Proposed regulations in Australia that would prioritise fire safety for the use of lithium-based batteries inside homes have been opened to consultation.
The draft regulations by Standards Australia follow reports that emerged earlier this year that new guidelines could ban the introduction of on-site lithium-ion battery storage in homes.
According to the independent standards body, the provisions proposed would “exclude certain battery systems from being installed inside domestic homes”.
Standards Australia acknowledged its work on the proposals had “not been without controversy”, but said it had worked with “experts from industry and government, together with community interests to prepare the consultation draft”.
“It is clear that different views exist amongst stakeholders as to whether the draft provisions are set appropriately and whether the benefits of emergent technology are appropriately balanced with community safety expectations,” the body said.
Standards Australia CEO Dr Bronwyn Evans said: “Our standards development process is based on the principles of transparency and consensus, and this standard is no different.”
However, Australian battery company Redflow Limited has welcomed the proposals. Redflow said the draft regulations would mean lithium-ion batteries, which are classified as ‘fire hazard class one’, “must not be installed inside a domestic dwelling, within a metre of any access or egress area or under any part of a domestic dwelling”.
Redflow CEO Simon Hackett said: “While manufacturers say modern lithium-based batteries are designed not to overheat, it only takes one poorly designed or deployed battery to catch fire at night to cost lives.”
Hackett said: “Even if a lithium battery does not cause a fire, a poorly-contained battery may act as an accelerant in an ordinary house fire with potentially disastrous consequences for both residents and first defenders. So, we welcome this emphasis on ensuring that lithium-based batteries are deployed in a way to minimise their fire risk.”
However, Hackett said: “It’s also worth noting that not all batteries contain the same risk. As a completely different technology to lithium-based batteries, the Australian-designed ZCell zinc-bromine flow battery is inherently non-flammable, with a bromine-based electrolyte and an overall safe design.”

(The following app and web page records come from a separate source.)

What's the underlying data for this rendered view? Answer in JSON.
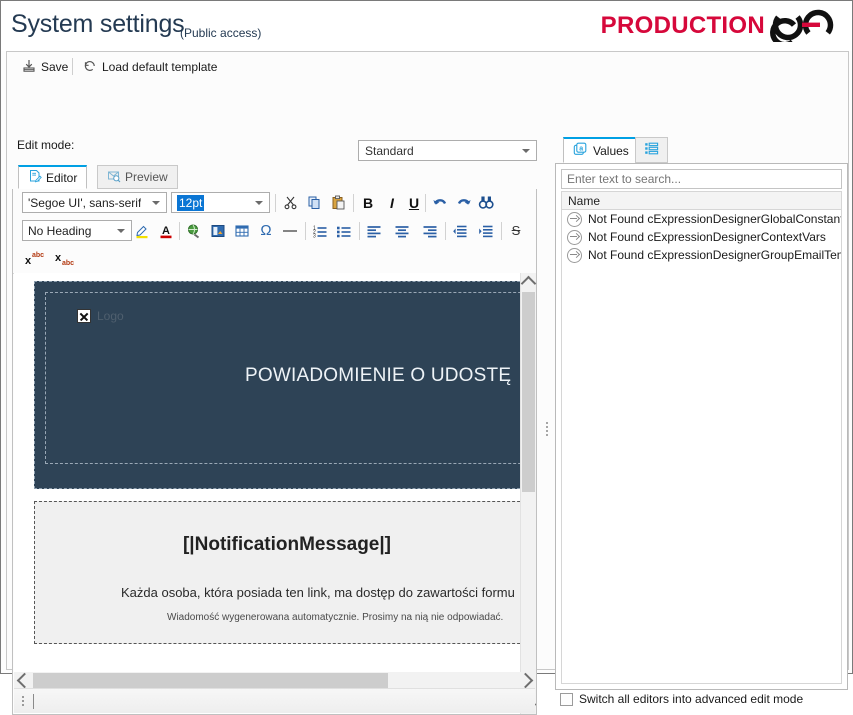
{
  "header": {
    "title": "System settings",
    "subtitle": "(Public access)",
    "brand_text": "PRODUCTION",
    "brand_color": "#d6083b",
    "brand_mark_icon": "chain-link-icon"
  },
  "command_bar": {
    "save_label": "Save",
    "save_icon": "save-icon",
    "load_default_label": "Load default template",
    "load_default_icon": "undo-circle-icon"
  },
  "edit_mode": {
    "label": "Edit mode:",
    "value": "Standard",
    "options": [
      "Standard"
    ]
  },
  "editor_tabs": [
    {
      "label": "Editor",
      "icon": "document-edit-icon",
      "active": true
    },
    {
      "label": "Preview",
      "icon": "envelope-search-icon",
      "active": false
    }
  ],
  "toolbar": {
    "font_family": "'Segoe UI', sans-serif",
    "font_size": "12pt",
    "heading": "No Heading",
    "row1_icons": [
      "cut-icon",
      "copy-icon",
      "paste-icon",
      "bold-icon",
      "italic-icon",
      "underline-icon",
      "undo-icon",
      "redo-icon",
      "find-icon"
    ],
    "row2_icons": [
      "highlight-pen-icon",
      "font-color-icon",
      "insert-link-icon",
      "insert-image-icon",
      "insert-table-icon",
      "special-character-icon",
      "horizontal-rule-icon",
      "numbered-list-icon",
      "bullet-list-icon",
      "align-left-icon",
      "align-center-icon",
      "align-right-icon",
      "outdent-icon",
      "indent-icon",
      "strikethrough-icon"
    ],
    "row3_icons": [
      "superscript-icon",
      "subscript-icon"
    ],
    "bold_label": "B",
    "italic_label": "I",
    "underline_label": "U",
    "omega_label": "Ω",
    "strikethrough_label": "S"
  },
  "document": {
    "logo_alt": "Logo",
    "logo_icon": "broken-image-icon",
    "hero_title": "POWIADOMIENIE O UDOSTĘ",
    "hero_bg": "#2e4356",
    "body_title": "[|NotificationMessage|]",
    "body_line": "Każda osoba, która posiada ten link, ma dostęp do zawartości formu",
    "body_footer": "Wiadomość wygenerowana automatycznie. Prosimy na nią nie odpowiadać."
  },
  "scrollbars": {
    "v_up_icon": "chevron-up-icon",
    "v_down_icon": "chevron-down-icon",
    "h_left_icon": "chevron-left-icon",
    "h_right_icon": "chevron-right-icon"
  },
  "values_panel": {
    "tabs": [
      {
        "label": "Values",
        "icon": "values-a-icon",
        "active": true
      },
      {
        "label": "",
        "icon": "list-grid-icon",
        "active": false
      }
    ],
    "search_placeholder": "Enter text to search...",
    "search_value": "",
    "column_header": "Name",
    "rows": [
      {
        "icon": "go-arrow-icon",
        "label": "Not Found cExpressionDesignerGlobalConstants"
      },
      {
        "icon": "go-arrow-icon",
        "label": "Not Found cExpressionDesignerContextVars"
      },
      {
        "icon": "go-arrow-icon",
        "label": "Not Found cExpressionDesignerGroupEmailTemplate"
      }
    ]
  },
  "footer": {
    "advanced_mode_label": "Switch all editors into advanced edit mode",
    "advanced_mode_checked": false
  }
}
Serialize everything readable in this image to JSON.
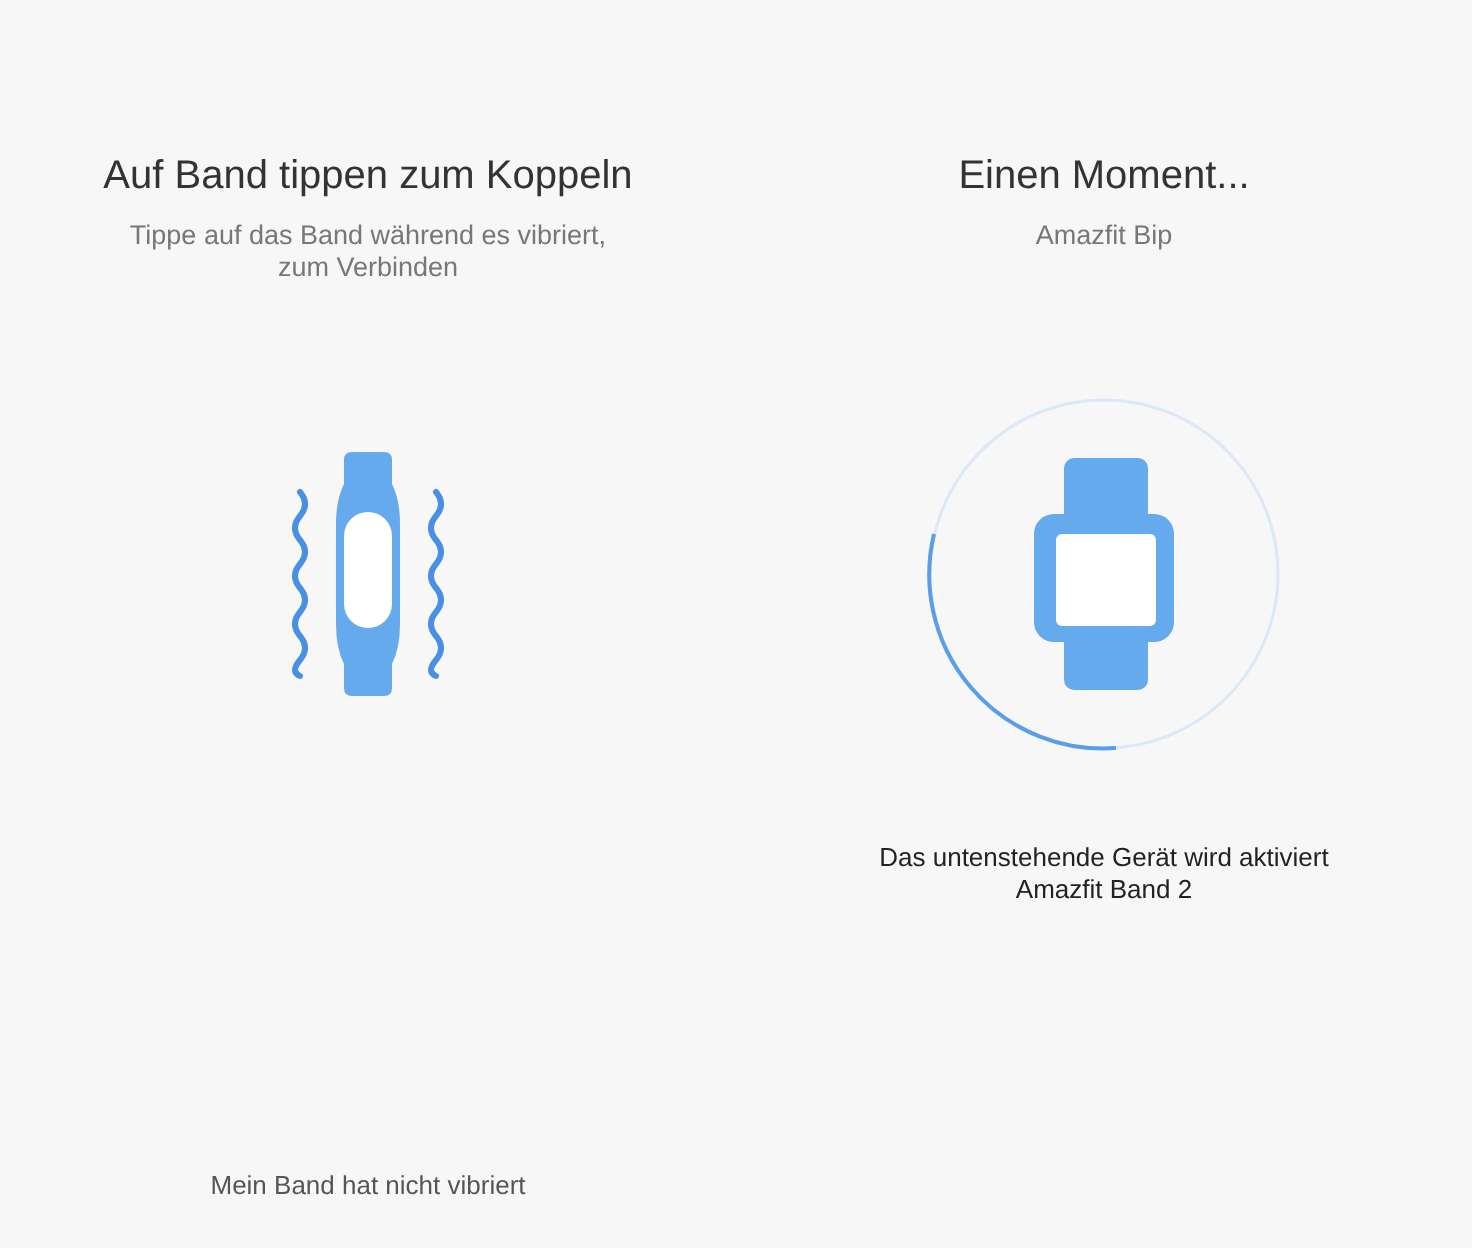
{
  "left": {
    "title": "Auf Band tippen zum Koppeln",
    "subtitle": "Tippe auf das Band während es vibriert, zum Verbinden",
    "link": "Mein Band hat nicht vibriert"
  },
  "right": {
    "title": "Einen Moment...",
    "subtitle": "Amazfit Bip",
    "status": "Das untenstehende Gerät wird aktiviert",
    "device": "Amazfit Band 2"
  }
}
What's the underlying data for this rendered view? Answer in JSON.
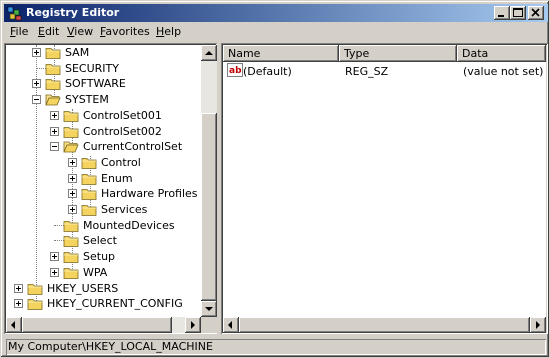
{
  "window": {
    "title": "Registry Editor",
    "controls": [
      "minimize",
      "maximize",
      "close"
    ]
  },
  "menu": [
    {
      "label": "File",
      "accel": "F",
      "rest": "ile"
    },
    {
      "label": "Edit",
      "accel": "E",
      "rest": "dit"
    },
    {
      "label": "View",
      "accel": "V",
      "rest": "iew"
    },
    {
      "label": "Favorites",
      "accel": "F",
      "rest": "avorites"
    },
    {
      "label": "Help",
      "accel": "H",
      "rest": "elp"
    }
  ],
  "tree": [
    {
      "label": "SAM",
      "depth": 0,
      "expander": "plus"
    },
    {
      "label": "SECURITY",
      "depth": 0,
      "expander": "none"
    },
    {
      "label": "SOFTWARE",
      "depth": 0,
      "expander": "plus"
    },
    {
      "label": "SYSTEM",
      "depth": 0,
      "expander": "minus"
    },
    {
      "label": "ControlSet001",
      "depth": 1,
      "expander": "plus"
    },
    {
      "label": "ControlSet002",
      "depth": 1,
      "expander": "plus"
    },
    {
      "label": "CurrentControlSet",
      "depth": 1,
      "expander": "minus"
    },
    {
      "label": "Control",
      "depth": 2,
      "expander": "plus"
    },
    {
      "label": "Enum",
      "depth": 2,
      "expander": "plus"
    },
    {
      "label": "Hardware Profiles",
      "depth": 2,
      "expander": "plus"
    },
    {
      "label": "Services",
      "depth": 2,
      "expander": "plus"
    },
    {
      "label": "MountedDevices",
      "depth": 1,
      "expander": "none"
    },
    {
      "label": "Select",
      "depth": 1,
      "expander": "none"
    },
    {
      "label": "Setup",
      "depth": 1,
      "expander": "plus"
    },
    {
      "label": "WPA",
      "depth": 1,
      "expander": "plus"
    },
    {
      "label": "HKEY_USERS",
      "depth": -1,
      "expander": "plus"
    },
    {
      "label": "HKEY_CURRENT_CONFIG",
      "depth": -1,
      "expander": "plus"
    }
  ],
  "list": {
    "columns": [
      "Name",
      "Type",
      "Data"
    ],
    "rows": [
      {
        "icon": "string-value-icon",
        "name": "(Default)",
        "type": "REG_SZ",
        "data": "(value not set)"
      }
    ]
  },
  "status": {
    "path": "My Computer\\HKEY_LOCAL_MACHINE"
  },
  "colors": {
    "titlebar_start": "#0a246a",
    "titlebar_end": "#a6caf0",
    "face": "#d4d0c8",
    "folder": "#f4d35e"
  }
}
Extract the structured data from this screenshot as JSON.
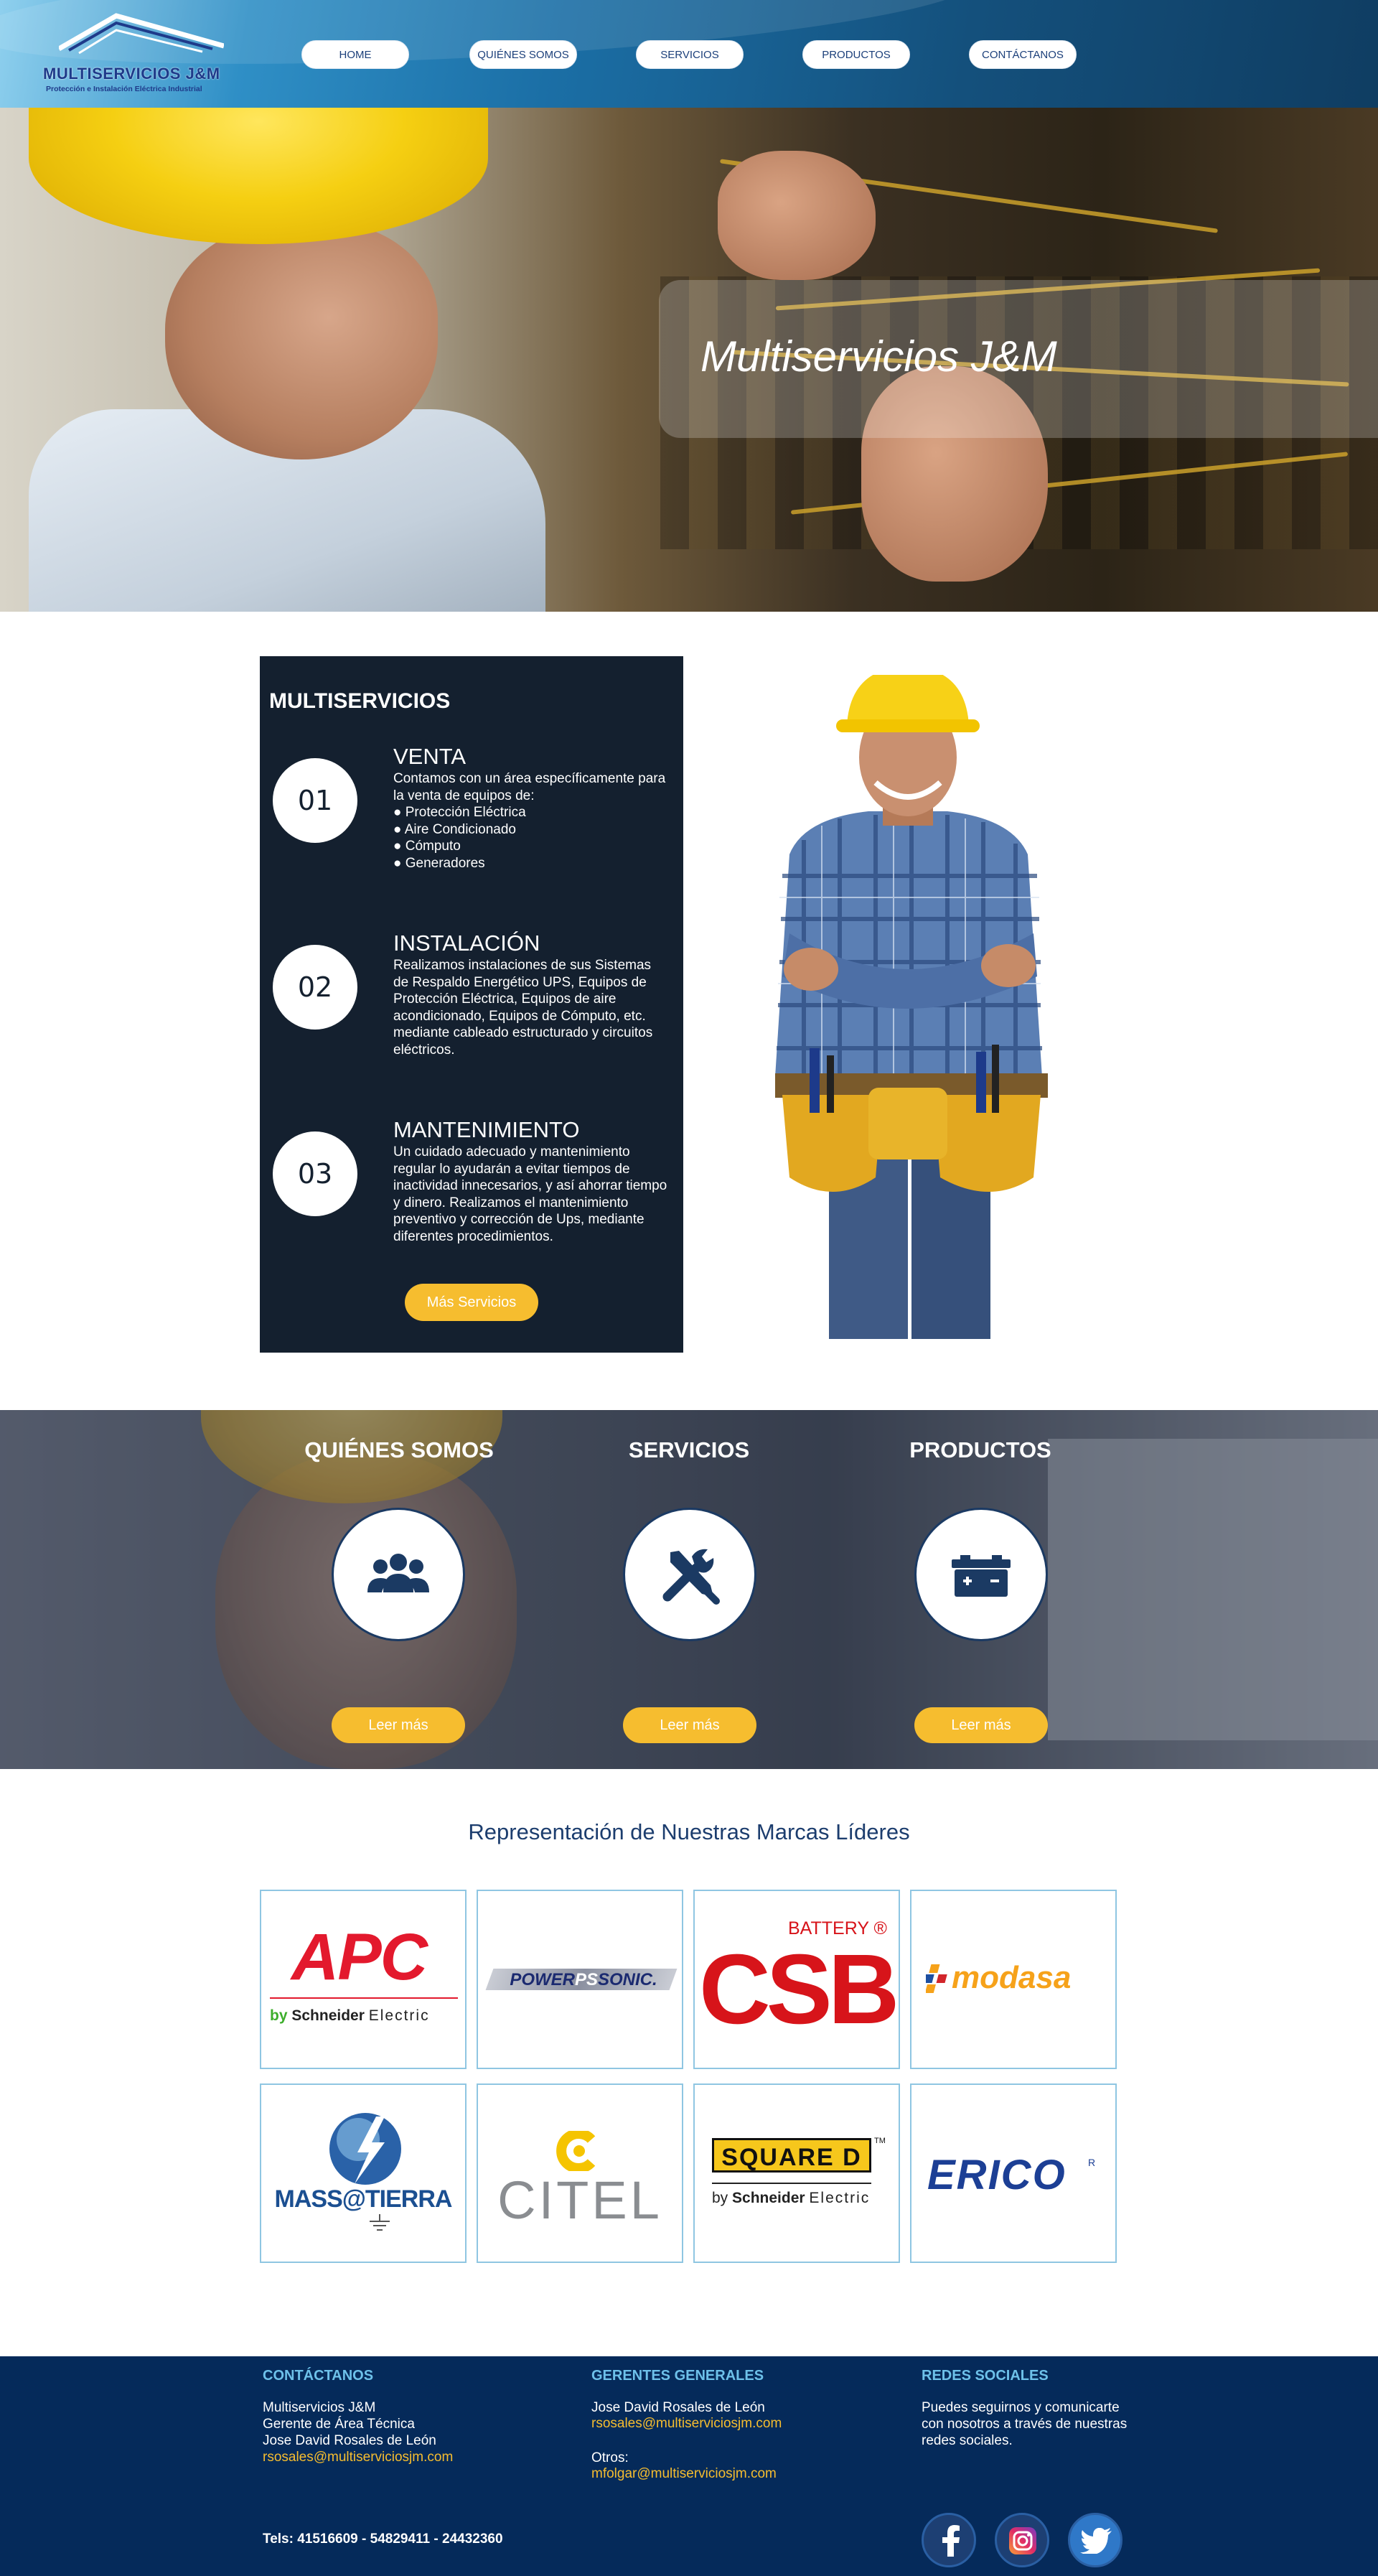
{
  "brand": {
    "name": "MULTISERVICIOS J&M",
    "tagline": "Protección e Instalación Eléctrica Industrial"
  },
  "nav": {
    "items": [
      "HOME",
      "QUIÉNES SOMOS",
      "SERVICIOS",
      "PRODUCTOS",
      "CONTÁCTANOS"
    ]
  },
  "hero": {
    "title": "Multiservicios J&M"
  },
  "services_intro": {
    "heading": "MULTISERVICIOS",
    "items": [
      {
        "number": "01",
        "title": "VENTA",
        "lines": [
          "Contamos con un área específicamente para",
          "la venta de equipos de:",
          "● Protección Eléctrica",
          "● Aire Condicionado",
          "● Cómputo",
          "● Generadores"
        ]
      },
      {
        "number": "02",
        "title": "INSTALACIÓN",
        "lines": [
          "Realizamos instalaciones de sus Sistemas",
          "de Respaldo Energético UPS, Equipos de",
          "Protección Eléctrica, Equipos de aire",
          "acondicionado, Equipos de Cómputo, etc.",
          "mediante cableado estructurado y circuitos",
          "eléctricos."
        ]
      },
      {
        "number": "03",
        "title": "MANTENIMIENTO",
        "lines": [
          "Un cuidado adecuado y mantenimiento",
          "regular lo ayudarán a evitar tiempos de",
          "inactividad innecesarios, y así ahorrar tiempo",
          "y dinero. Realizamos el mantenimiento",
          "preventivo y corrección de Ups, mediante",
          "diferentes procedimientos."
        ]
      }
    ],
    "button": "Más Servicios"
  },
  "categories": [
    {
      "title": "QUIÉNES SOMOS",
      "icon": "users-icon",
      "button": "Leer más"
    },
    {
      "title": "SERVICIOS",
      "icon": "tools-icon",
      "button": "Leer más"
    },
    {
      "title": "PRODUCTOS",
      "icon": "battery-icon",
      "button": "Leer más"
    }
  ],
  "brands": {
    "title": "Representación de Nuestras Marcas Líderes",
    "apc": {
      "name": "APC",
      "sub_by": "by",
      "sub_brand": "Schneider",
      "sub_tail": "Electric"
    },
    "powersonic": {
      "name_a": "POWER",
      "name_b": "PS",
      "name_c": "SONIC."
    },
    "csb": {
      "name": "CSB",
      "battery": "BATTERY",
      "reg": "®"
    },
    "modasa": {
      "name": "modasa"
    },
    "masstierra": {
      "name": "MASS@TIERRA"
    },
    "citel": {
      "name": "CITEL"
    },
    "squared": {
      "name": "SQUARE D",
      "tm": "TM",
      "sub_by": "by",
      "sub_brand": "Schneider",
      "sub_tail": "Electric"
    },
    "erico": {
      "name": "ERICO",
      "reg": "R"
    }
  },
  "footer": {
    "contact": {
      "heading": "CONTÁCTANOS",
      "lines": [
        "Multiservicios J&M",
        "Gerente de Área Técnica",
        "Jose David Rosales de León"
      ],
      "email": "rsosales@multiserviciosjm.com",
      "phones": "Tels: 41516609 - 54829411 - 24432360"
    },
    "managers": {
      "heading": "GERENTES GENERALES",
      "name": "Jose David Rosales de León",
      "email": "rsosales@multiserviciosjm.com",
      "others_label": "Otros:",
      "others_email": "mfolgar@multiserviciosjm.com"
    },
    "social": {
      "heading": "REDES SOCIALES",
      "lines": [
        "Puedes seguirnos y comunicarte",
        "con nosotros a través de nuestras",
        "redes sociales."
      ],
      "networks": [
        "facebook-icon",
        "instagram-icon",
        "twitter-icon"
      ]
    }
  },
  "colors": {
    "accent": "#f6bd2f",
    "panel": "#14202f",
    "footer": "#052a5a",
    "footer_heading": "#6ec1ea",
    "brand_blue": "#1c3d6e"
  }
}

There are no current Standards Australia regulations for in-home battery installations in the country.
Industry and consumer groups have until 15 August to challenge Standard Australia’s proposals.